Well, I'm back, but Internet access is still painfully slow. The BBC website has a "low graphics" option that helps considerably, but many other sites are very slow (or not available at all). I know the BBC has a big advantage because it doesn't carry advertising, but many web pages could be designed better to load faster even with the ads - but they can't be bothered because most people have fast Internet access, or so they suppose.
Those chumps over at OFTA are suggesting that we need to be patient for another few weeks:
While telecommunications operators are now making arrangements to obtain as much capacity for data traffic as possible to the North America via Europe, Singapore, Australia and China, which will help to improve the data traffic including access to overseas web sites, the public are advised to minimise non-essential visits to overseas web sites, uploading or downloading large files to/from these web sites, and other non-essential activities which demand large bandwidth over international connections.
Overseas callers calling Hong Kong are advised to use mobile phones or fixed-line phones instead of calling cards. But for callers from Taiwan and Japan, calling card services for calls to Hong Kong are normal.
So we still have to pay the normal fee for Broadband access, but we are being asked to reduce "non-essential" usage. Well, since 99% of most home Internet access is "non-essential", that should solve the problem, shouldn't it? I just look forward to a rebate from PCCW (I'd settle for 50%). Isn't that what OFTA should be working on? Don't they review the contingency plan that ISPs have in place for when something like this happens?
The problem, of course, is that we have all got used to the Internet "just being there", and assume that geographical distance is no longer important (most Hong Kong blogs are hosted in the States or the UK, and normally no-one would even notice). Until now, of course.
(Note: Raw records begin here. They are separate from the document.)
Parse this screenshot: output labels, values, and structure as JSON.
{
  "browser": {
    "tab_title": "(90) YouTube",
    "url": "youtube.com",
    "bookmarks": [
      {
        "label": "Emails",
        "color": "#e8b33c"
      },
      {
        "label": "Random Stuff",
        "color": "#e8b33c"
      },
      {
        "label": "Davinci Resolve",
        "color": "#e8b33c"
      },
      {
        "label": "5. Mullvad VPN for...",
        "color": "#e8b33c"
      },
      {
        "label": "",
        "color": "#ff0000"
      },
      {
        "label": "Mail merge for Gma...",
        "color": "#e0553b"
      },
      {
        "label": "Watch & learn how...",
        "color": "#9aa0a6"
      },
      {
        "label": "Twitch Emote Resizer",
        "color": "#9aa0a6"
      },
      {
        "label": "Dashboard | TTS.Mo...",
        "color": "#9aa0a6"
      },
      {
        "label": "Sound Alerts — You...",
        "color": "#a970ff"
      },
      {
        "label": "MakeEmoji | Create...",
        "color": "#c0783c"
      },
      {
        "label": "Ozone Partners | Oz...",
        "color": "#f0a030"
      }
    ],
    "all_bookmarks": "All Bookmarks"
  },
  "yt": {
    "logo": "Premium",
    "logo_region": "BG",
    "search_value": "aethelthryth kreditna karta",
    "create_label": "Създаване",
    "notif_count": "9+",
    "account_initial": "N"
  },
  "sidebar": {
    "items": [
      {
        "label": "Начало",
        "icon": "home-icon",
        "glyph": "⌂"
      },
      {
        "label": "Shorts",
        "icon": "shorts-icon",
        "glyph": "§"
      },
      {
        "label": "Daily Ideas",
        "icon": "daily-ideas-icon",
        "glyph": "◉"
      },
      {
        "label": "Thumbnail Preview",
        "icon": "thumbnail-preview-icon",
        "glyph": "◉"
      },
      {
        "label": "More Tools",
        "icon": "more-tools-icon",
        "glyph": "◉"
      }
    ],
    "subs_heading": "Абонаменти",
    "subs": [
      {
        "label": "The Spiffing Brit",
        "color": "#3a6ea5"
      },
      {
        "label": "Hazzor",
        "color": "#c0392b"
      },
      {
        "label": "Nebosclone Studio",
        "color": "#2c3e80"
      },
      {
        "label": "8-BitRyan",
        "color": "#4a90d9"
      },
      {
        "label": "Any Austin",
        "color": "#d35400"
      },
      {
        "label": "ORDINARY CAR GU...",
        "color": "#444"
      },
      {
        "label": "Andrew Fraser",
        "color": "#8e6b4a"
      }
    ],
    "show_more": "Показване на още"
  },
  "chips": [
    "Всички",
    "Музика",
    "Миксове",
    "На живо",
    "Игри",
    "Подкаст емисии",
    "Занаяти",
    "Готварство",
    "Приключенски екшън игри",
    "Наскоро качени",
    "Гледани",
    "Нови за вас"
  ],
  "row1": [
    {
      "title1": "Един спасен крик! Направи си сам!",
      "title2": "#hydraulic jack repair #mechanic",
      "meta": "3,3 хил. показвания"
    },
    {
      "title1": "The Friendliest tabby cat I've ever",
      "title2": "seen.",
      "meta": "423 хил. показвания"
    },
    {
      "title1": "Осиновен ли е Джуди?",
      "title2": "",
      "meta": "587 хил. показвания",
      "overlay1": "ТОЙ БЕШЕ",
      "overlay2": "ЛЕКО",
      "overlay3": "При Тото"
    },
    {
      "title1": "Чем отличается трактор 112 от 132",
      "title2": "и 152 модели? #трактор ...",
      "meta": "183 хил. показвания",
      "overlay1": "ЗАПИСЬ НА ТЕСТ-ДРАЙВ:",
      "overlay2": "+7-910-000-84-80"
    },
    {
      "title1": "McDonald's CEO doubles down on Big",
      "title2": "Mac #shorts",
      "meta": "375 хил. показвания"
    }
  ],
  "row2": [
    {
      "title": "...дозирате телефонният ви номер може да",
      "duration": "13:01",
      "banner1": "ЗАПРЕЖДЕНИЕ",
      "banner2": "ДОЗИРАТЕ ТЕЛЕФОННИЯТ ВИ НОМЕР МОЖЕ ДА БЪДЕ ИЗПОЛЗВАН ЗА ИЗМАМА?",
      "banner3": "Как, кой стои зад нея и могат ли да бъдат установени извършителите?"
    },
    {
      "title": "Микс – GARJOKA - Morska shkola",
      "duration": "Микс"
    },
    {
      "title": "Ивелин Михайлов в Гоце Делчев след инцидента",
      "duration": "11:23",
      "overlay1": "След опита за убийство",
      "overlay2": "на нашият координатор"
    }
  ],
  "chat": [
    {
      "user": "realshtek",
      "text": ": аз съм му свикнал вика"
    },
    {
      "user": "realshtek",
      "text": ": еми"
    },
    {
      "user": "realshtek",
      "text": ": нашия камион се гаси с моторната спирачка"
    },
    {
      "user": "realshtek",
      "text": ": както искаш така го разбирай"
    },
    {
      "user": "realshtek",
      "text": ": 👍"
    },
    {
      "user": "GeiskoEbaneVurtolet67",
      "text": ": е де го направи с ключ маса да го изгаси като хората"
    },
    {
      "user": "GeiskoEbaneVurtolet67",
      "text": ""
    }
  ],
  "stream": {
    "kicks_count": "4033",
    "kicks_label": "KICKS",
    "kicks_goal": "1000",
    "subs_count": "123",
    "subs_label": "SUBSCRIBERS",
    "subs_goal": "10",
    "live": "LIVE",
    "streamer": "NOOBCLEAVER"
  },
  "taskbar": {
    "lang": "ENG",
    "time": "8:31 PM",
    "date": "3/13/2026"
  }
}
It's a minor inconvenience not to be able to read a blog, but a big problem for companies that rely upon systems that are accessed over the Internet. I suppose that most large companies do have some arrangements in place, but smaller companies probably don't, and some will have learned an expensive lesson. Mind you, problems getting on to the Internet are a perfect excuse for delaying payments to suppliers (and even paying salaries) - and at the Year End as well, so maybe it's not all bad.